The Bishop of Angola – The Rt. Revd. Andre Soares’ recent visit to the UK in early July 2016 and his address to the MANNA AGM has shed light on the huge difficulties facing many Angolans that have worsened over the last year. Since the fall of petrol prices, Angola has fallen into a deep financial and health crisis. The Angolan Kwanza lost more than 35 percent of its value compared to the dollar in just one year and this crisis threatens the impoverished country’s already fragile stability. In terms of health, Angola ranks worst in the world in terms of infant death rate, with 167 deaths for every 1,000 births, according to the United Nations.

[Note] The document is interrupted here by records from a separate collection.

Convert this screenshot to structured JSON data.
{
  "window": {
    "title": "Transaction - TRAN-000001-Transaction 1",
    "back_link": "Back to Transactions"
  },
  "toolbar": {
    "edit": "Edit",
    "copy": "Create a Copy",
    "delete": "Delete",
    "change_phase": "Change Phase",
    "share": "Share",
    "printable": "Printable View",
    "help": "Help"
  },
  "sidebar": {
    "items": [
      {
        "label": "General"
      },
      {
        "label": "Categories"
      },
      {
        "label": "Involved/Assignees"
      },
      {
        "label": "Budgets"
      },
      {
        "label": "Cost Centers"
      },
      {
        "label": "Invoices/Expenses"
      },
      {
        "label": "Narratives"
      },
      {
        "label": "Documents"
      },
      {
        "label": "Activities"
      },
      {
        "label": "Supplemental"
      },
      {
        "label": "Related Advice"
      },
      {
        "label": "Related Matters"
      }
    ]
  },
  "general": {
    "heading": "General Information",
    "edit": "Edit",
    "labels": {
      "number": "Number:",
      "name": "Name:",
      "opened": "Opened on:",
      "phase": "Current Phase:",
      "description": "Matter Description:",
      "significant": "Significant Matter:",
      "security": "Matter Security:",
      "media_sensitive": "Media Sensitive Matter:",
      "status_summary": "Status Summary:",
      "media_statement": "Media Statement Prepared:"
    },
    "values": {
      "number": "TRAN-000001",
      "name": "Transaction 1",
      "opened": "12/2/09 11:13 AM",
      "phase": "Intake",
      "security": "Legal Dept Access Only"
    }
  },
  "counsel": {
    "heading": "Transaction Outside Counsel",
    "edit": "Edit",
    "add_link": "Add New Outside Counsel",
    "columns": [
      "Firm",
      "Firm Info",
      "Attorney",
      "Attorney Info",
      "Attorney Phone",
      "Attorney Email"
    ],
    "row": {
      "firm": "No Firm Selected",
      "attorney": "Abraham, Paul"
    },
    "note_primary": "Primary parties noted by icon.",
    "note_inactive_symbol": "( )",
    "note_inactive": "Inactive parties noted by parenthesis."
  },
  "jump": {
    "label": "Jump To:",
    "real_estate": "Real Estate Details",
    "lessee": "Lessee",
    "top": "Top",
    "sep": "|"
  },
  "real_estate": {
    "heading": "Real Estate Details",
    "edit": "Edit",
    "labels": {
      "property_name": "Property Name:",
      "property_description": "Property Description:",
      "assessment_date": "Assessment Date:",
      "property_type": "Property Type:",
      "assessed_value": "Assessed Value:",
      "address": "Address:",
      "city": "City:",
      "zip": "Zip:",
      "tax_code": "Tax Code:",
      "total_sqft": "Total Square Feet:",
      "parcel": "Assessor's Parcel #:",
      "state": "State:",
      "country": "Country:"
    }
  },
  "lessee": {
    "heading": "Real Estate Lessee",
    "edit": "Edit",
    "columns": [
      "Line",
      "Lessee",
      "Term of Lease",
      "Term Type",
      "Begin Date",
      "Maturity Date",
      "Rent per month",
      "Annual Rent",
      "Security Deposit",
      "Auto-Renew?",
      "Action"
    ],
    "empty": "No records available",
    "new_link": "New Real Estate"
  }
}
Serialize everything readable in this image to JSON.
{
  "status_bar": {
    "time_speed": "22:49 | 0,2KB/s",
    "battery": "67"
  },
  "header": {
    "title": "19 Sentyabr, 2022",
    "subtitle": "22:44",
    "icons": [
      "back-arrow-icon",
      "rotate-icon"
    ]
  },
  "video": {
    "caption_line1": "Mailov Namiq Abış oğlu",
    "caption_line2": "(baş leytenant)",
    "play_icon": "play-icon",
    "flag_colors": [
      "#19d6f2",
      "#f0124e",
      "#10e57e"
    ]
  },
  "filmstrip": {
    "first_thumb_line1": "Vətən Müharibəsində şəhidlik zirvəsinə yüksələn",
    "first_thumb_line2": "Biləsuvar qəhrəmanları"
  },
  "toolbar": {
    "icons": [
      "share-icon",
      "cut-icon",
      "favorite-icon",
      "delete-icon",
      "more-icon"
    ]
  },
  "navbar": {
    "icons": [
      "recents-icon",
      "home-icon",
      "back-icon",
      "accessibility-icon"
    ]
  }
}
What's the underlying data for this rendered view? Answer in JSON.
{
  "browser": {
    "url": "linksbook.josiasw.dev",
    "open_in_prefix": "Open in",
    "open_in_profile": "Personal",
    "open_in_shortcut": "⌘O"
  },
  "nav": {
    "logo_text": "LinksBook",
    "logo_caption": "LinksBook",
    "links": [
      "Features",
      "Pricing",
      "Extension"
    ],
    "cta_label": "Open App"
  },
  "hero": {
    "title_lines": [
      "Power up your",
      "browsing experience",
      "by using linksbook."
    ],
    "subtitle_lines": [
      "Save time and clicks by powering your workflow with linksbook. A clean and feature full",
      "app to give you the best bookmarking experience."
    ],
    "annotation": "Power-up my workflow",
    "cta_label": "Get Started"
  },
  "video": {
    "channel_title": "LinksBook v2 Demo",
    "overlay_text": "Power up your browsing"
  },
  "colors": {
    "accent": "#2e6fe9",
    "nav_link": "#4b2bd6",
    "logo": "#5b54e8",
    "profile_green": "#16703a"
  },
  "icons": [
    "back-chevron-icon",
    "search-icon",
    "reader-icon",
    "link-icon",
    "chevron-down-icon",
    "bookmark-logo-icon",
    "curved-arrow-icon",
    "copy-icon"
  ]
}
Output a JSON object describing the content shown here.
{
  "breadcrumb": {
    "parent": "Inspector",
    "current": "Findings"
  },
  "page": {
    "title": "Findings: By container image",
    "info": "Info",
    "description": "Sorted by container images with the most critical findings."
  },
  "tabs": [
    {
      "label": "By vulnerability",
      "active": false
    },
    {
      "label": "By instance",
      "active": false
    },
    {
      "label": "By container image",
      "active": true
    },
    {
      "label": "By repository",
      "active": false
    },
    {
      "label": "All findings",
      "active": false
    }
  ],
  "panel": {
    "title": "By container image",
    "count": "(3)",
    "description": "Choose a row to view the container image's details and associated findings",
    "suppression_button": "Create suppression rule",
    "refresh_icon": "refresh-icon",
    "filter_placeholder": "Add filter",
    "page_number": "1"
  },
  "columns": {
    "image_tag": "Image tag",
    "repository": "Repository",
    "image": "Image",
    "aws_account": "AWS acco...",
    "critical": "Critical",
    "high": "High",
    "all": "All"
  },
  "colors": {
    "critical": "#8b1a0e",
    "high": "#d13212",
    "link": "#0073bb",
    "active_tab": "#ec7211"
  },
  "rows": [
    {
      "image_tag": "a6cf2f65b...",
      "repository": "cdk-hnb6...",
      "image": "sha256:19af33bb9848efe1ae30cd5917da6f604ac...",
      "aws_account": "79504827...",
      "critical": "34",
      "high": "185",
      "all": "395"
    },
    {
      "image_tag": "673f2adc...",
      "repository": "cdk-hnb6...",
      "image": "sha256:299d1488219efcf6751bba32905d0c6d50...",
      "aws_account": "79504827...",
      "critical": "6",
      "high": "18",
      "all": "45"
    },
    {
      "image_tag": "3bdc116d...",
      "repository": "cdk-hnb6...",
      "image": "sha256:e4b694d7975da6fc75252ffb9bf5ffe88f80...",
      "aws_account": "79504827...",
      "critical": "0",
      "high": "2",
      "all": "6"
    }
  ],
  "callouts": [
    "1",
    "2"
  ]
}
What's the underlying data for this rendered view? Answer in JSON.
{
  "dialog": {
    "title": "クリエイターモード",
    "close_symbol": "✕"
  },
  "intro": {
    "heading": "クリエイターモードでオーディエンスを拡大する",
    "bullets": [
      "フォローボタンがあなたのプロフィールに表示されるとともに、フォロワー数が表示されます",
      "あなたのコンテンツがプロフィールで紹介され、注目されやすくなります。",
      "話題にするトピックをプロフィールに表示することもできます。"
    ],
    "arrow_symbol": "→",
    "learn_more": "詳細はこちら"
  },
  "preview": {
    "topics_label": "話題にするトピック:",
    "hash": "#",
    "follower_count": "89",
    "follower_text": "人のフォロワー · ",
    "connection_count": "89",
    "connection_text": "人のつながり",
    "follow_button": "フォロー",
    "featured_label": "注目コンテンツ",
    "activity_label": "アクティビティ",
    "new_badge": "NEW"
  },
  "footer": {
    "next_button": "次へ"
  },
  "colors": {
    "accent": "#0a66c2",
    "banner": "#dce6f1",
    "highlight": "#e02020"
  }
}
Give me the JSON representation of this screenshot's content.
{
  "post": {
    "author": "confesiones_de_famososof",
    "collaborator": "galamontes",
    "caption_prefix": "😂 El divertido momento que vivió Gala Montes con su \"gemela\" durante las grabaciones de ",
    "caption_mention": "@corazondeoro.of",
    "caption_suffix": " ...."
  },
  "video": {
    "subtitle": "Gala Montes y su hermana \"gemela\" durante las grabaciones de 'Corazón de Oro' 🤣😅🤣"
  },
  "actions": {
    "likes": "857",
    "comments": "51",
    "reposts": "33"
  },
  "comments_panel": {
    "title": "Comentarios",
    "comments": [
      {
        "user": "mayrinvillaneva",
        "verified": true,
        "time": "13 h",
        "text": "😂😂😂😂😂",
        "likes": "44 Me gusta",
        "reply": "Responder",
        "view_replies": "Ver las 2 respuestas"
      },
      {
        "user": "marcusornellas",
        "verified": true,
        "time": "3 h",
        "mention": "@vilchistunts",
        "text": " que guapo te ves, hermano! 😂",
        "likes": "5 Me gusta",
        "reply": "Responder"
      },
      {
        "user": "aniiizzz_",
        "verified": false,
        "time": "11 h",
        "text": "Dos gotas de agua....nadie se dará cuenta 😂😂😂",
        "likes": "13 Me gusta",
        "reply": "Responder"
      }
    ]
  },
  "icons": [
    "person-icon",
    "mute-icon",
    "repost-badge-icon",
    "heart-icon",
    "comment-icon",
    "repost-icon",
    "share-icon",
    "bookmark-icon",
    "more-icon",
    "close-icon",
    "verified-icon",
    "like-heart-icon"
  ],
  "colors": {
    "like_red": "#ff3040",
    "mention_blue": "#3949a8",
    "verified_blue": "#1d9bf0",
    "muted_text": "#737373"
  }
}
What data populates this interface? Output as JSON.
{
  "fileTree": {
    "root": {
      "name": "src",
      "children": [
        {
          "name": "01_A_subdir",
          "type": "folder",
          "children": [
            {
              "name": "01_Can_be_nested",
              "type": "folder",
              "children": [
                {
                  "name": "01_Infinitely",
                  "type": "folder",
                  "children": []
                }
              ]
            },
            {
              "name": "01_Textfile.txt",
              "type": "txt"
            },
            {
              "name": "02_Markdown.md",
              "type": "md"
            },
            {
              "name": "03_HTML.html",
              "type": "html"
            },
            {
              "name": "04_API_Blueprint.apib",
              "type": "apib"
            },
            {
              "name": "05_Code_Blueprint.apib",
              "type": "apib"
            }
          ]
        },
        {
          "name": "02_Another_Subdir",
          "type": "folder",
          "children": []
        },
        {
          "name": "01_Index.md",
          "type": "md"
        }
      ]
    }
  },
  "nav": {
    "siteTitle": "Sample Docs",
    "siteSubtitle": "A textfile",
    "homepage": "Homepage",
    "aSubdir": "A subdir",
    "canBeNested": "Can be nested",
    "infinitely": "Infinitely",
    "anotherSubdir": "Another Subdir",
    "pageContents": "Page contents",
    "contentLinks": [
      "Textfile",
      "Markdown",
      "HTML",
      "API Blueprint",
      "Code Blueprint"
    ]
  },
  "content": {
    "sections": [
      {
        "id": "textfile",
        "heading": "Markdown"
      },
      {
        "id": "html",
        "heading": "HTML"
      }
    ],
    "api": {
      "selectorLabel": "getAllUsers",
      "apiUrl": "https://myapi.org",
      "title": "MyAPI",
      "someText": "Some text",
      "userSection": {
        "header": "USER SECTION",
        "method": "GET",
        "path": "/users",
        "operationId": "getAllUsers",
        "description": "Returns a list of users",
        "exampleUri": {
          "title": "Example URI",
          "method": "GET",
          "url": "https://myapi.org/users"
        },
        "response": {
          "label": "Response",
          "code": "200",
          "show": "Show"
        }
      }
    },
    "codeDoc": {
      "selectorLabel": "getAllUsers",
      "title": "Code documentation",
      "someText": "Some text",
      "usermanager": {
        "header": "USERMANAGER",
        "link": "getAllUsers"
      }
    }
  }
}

With crisis, rubbish is piling up everywhere in Angola’s sprawling capital Luanda, while yellow fever ravages the country – killing an estimated 250 people since December – residents now fear that these unsanitary conditions could further spread disease. Since mid-2015, mountains of rubbish have piled up across the city, home to some 6.5 million residents. With the city teetering on the verge of a health catastrophe. Meanwhile, Angola’s government has appointed a new governor in Luanda province, General Higino Carneiro, to oversee the process of cleaning up the city’s streets. One of his first moves was to announce the creation of an ‘urban command post’ to fight the trash crisis. He also warned that if the situation worsens, he may be forced to declare a ‘sanitary catastrophe’ in the city. WHO has taken urgent action to contain this outbreak, working with the Angolan Ministry of Health and partners to vaccinate people in the affected provinces.
As of 24 March 2016, WHO and partners have vaccinated 5.7 million people in Luanda against yellow fever using vaccines from the International Coordination Group emergency stockpile. Whilst concerted efforts are being made to stop the outbreak, there is a global vaccine shortage, with the emergency stockpile completely depleted. An additional 1.4 million doses are needed to vaccinate the population at risk in Luanda province alone.
In October 2016, the Anglican church in Angola shall have a conference to discuss the role the churches can play in the fight of malaria and sanitary issues led by the Christian’s Council of Churches of Angola. With 57,000 adults members, more than 60 priests, 17 deacons & several catechists leading 54 parishes, 128 congregations and 12 primary schools, the church’s role is vital to bring about change within this current crisis. MANNA’s and ALMA’s support of the Diocese of Angola, enabling it to function and grow is also key.